is an appealing introduction to cooking without meat. It has over seventy
recipes, which is still far fewer than many of the most popular vegetarian
cookbooks, but it is full of useful information about different kinds of food
and how to prepare them. The book is a 280-page paperback about the same
dimensions as a regular hardback, which makes it easy to handle and browse.
This will be attractive to the many readers who are daunted by the massive
tomes that need to be placed open on a table in order to read them.
At the start of the book is a long
introduction to equipping one's kitchen, stocking one's pantry, and planning
menus. This is followed by nine chapters on different kinds of foods:
vegetables, fruits, pasta & grains, soy foods, legumes & sprouts, baked
goods and more. There are glossaries for different kinds of cooking greens,
salad greens, mushrooms, nuts, beans, rice, and others. The explanations are
clear and helpful. What's more, the book is full of hints and guidelines about
to prepare many different foods such as tofu, polenta, noodles, roasted
peppers, and leeks, and this is bound to be useful to both novice and even more
The recipes in the book are
distinctive and interesting: they include lentil and escarole soup, braised
tofu in barbeque sauce, pineapple fried rice, Portobello burgers with
pesto-pepper mayo, and roasted beets with orange dressing. Maybe not all will
appeal to readers -- I'm rather skeptical about wasabi mashed potatoes -- but
most are mouth-watering and relatively easy to prepare. The Complete
Vegetarian Handbook is an elegant, well-organized and user-friendly guide
to healthy cooking.
© 2003 Christian
Perring. All rights reserved.
Perring, Ph.D., is Academic Chair of the Arts & Humanities Division

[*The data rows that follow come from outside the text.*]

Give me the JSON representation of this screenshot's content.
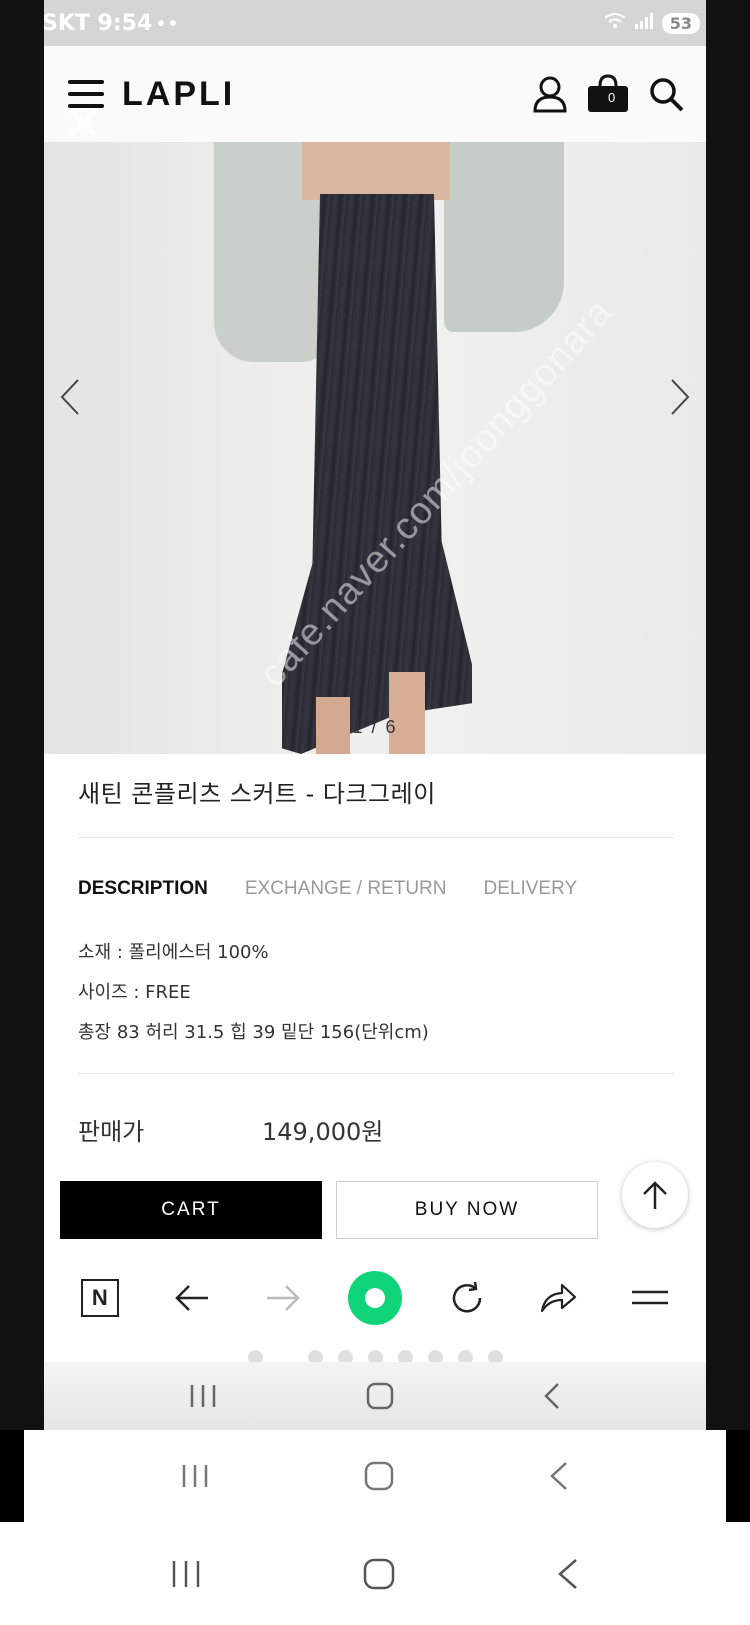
{
  "status_bar": {
    "carrier_time": "SKT 9:54",
    "battery": "53"
  },
  "header": {
    "brand": "LAPLI",
    "cart_count": "0"
  },
  "gallery": {
    "counter": "1 / 6",
    "watermark": "cafe.naver.com/joonggonara"
  },
  "product": {
    "title": "새틴 콘플리츠 스커트 - 다크그레이",
    "tabs": [
      {
        "label": "DESCRIPTION",
        "active": true
      },
      {
        "label": "EXCHANGE / RETURN",
        "active": false
      },
      {
        "label": "DELIVERY",
        "active": false
      }
    ],
    "description": [
      "소재 : 폴리에스터 100%",
      "사이즈 : FREE",
      "총장 83 허리 31.5 힙 39 밑단 156(단위cm)"
    ],
    "price_label": "판매가",
    "price_value": "149,000원"
  },
  "actions": {
    "cart": "CART",
    "buy_now": "BUY NOW"
  },
  "browser_toolbar": {
    "n_label": "N"
  },
  "colors": {
    "accent_green": "#0fd47a",
    "cart_button": "#000000"
  }
}
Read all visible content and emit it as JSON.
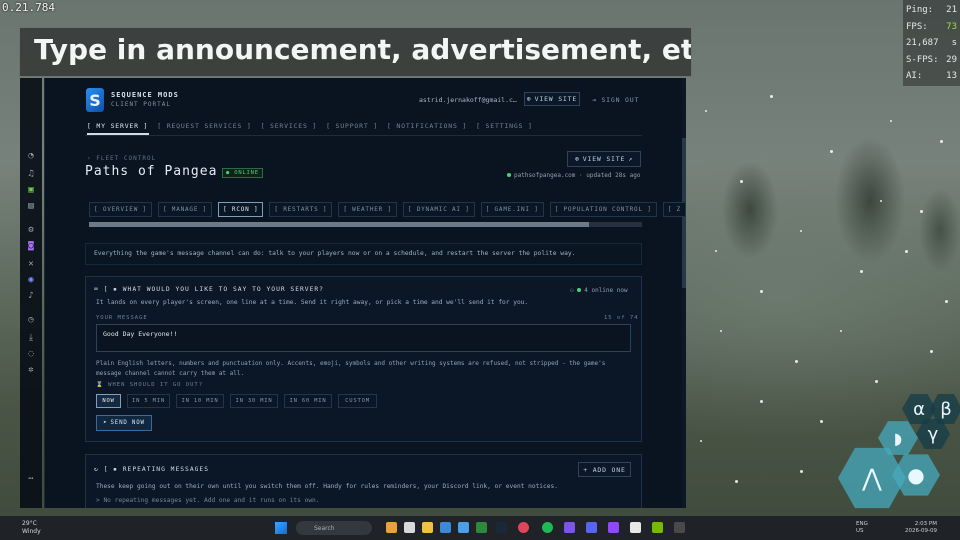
{
  "overlay": {
    "coordinates": "0.21.784",
    "caption": "Type in announcement, advertisement, etc",
    "stats": [
      {
        "label": "Ping:",
        "value": "21"
      },
      {
        "label": "FPS:",
        "value": "73"
      },
      {
        "label": "21,687",
        "value": "s"
      },
      {
        "label": "S-FPS:",
        "value": "29"
      },
      {
        "label": "AI:",
        "value": "13"
      }
    ]
  },
  "app": {
    "brand_name": "SEQUENCE MODS",
    "brand_sub": "CLIENT PORTAL",
    "user_email": "astrid.jernakoff@gmail.c…",
    "view_site_label": "VIEW SITE",
    "sign_out_label": "SIGN OUT",
    "nav": [
      "[ MY SERVER ]",
      "[ REQUEST SERVICES ]",
      "[ SERVICES ]",
      "[ SUPPORT ]",
      "[ NOTIFICATIONS ]",
      "[ SETTINGS ]"
    ],
    "breadcrumb": "› FLEET CONTROL",
    "server_title": "Paths of Pangea",
    "status_badge": "● ONLINE",
    "server_view_site": "VIEW SITE",
    "server_url": "pathsofpangea.com · updated 28s ago",
    "tabs": [
      "[ OVERVIEW ]",
      "[ MANAGE ]",
      "[ RCON ]",
      "[ RESTARTS ]",
      "[ WEATHER ]",
      "[ DYNAMIC AI ]",
      "[ GAME.INI ]",
      "[ POPULATION CONTROL ]",
      "[ Z"
    ],
    "intro": "Everything the game's message channel can do: talk to your players now or on a schedule, and restart the server the polite way.",
    "say_panel": {
      "title": "WHAT WOULD YOU LIKE TO SAY TO YOUR SERVER?",
      "online": "4 online now",
      "desc": "It lands on every player's screen, one line at a time. Send it right away, or pick a time and we'll send it for you.",
      "message_label": "YOUR MESSAGE",
      "char_count": "15 of 74",
      "message_value": "Good Day Everyone!!",
      "note": "Plain English letters, numbers and punctuation only. Accents, emoji, symbols and other writing systems are refused, not stripped - the game's message channel cannot carry them at all.",
      "when_label": "WHEN SHOULD IT GO OUT?",
      "times": [
        "NOW",
        "IN 5 MIN",
        "IN 10 MIN",
        "IN 30 MIN",
        "IN 60 MIN",
        "CUSTOM"
      ],
      "send_label": "SEND NOW"
    },
    "repeat_panel": {
      "title": "REPEATING MESSAGES",
      "add_label": "+ ADD ONE",
      "desc": "These keep going out on their own until you switch them off. Handy for rules reminders, your Discord link, or event notices.",
      "empty": "> No repeating messages yet. Add one and it runs on its own."
    }
  },
  "hex_widget": [
    "α",
    "β",
    "γ"
  ],
  "taskbar": {
    "weather_temp": "29°C",
    "weather_desc": "Windy",
    "search_placeholder": "Search",
    "lang_top": "ENG",
    "lang_bottom": "US",
    "clock_time": "2:03 PM",
    "clock_date": "2026-09-09"
  },
  "colors": {
    "accent": "#2a8ff0",
    "online": "#49d07a",
    "panel_bg": "#0b1726",
    "app_bg": "#0a1320"
  }
}
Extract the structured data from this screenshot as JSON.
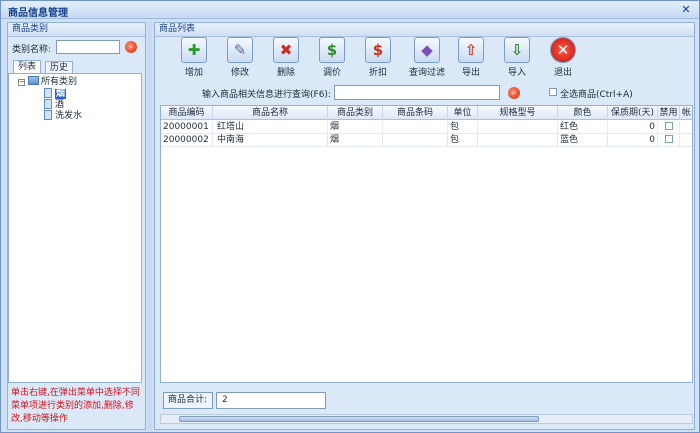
{
  "window": {
    "title": "商品信息管理"
  },
  "left": {
    "header": "商品类别",
    "category_label": "类别名称:",
    "category_value": "",
    "tabs": [
      "列表",
      "历史"
    ],
    "tree": {
      "root": "所有类别",
      "children": [
        "烟",
        "酒",
        "洗发水"
      ]
    },
    "hint": "单击右键,在弹出菜单中选择不同菜单项进行类别的添加,删除,修改,移动等操作"
  },
  "right": {
    "header": "商品列表",
    "toolbar": [
      "增加",
      "修改",
      "删除",
      "调价",
      "折扣",
      "查询过滤",
      "导出",
      "导入",
      "退出"
    ],
    "search_label": "输入商品相关信息进行查询(F6):",
    "search_value": "",
    "select_all_label": "全选商品(Ctrl+A)",
    "columns": [
      "商品编码",
      "商品名称",
      "商品类别",
      "商品条码",
      "单位",
      "规格型号",
      "颜色",
      "保质期(天)",
      "禁用",
      "帐"
    ],
    "rows": [
      [
        "20000001",
        "红塔山",
        "烟",
        "",
        "包",
        "",
        "红色",
        "0",
        ""
      ],
      [
        "20000002",
        "中南海",
        "烟",
        "",
        "包",
        "",
        "蓝色",
        "0",
        ""
      ]
    ],
    "total_label": "商品合计:",
    "total_value": "2"
  },
  "colors": {
    "accent": "#15428b",
    "hint": "#d4101a",
    "selection": "#2b62c5"
  }
}
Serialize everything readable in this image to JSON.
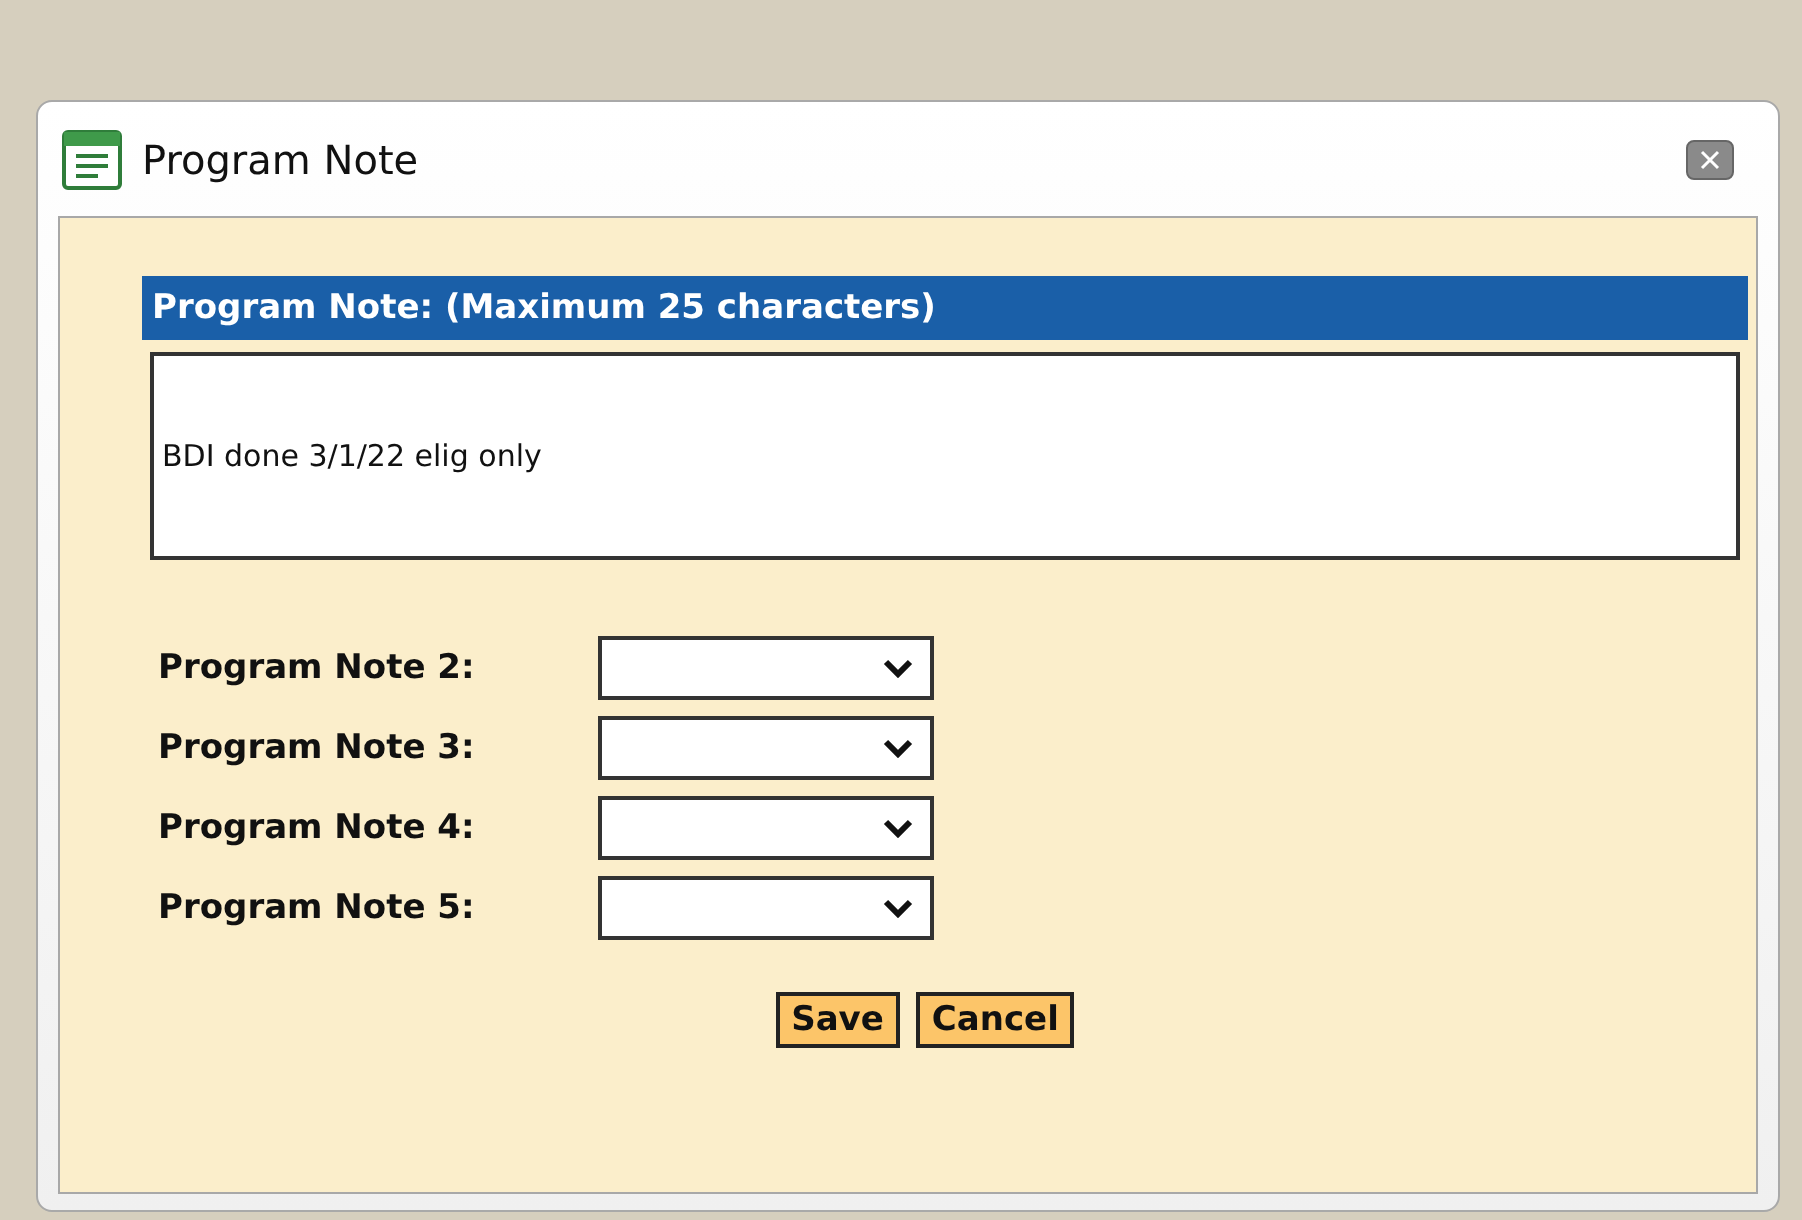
{
  "window": {
    "title": "Program Note"
  },
  "note": {
    "heading": "Program Note: (Maximum 25 characters)",
    "value": "BDI done 3/1/22 elig only"
  },
  "selects": [
    {
      "label": "Program Note 2:"
    },
    {
      "label": "Program Note 3:"
    },
    {
      "label": "Program Note 4:"
    },
    {
      "label": "Program Note 5:"
    }
  ],
  "buttons": [
    "Save",
    "Cancel"
  ]
}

and Chair of the Philosophy Department at Dowling College, Long Island. He is also editor of Metapsychology Online Review.
His main research is on philosophical issues in medicine, psychiatry and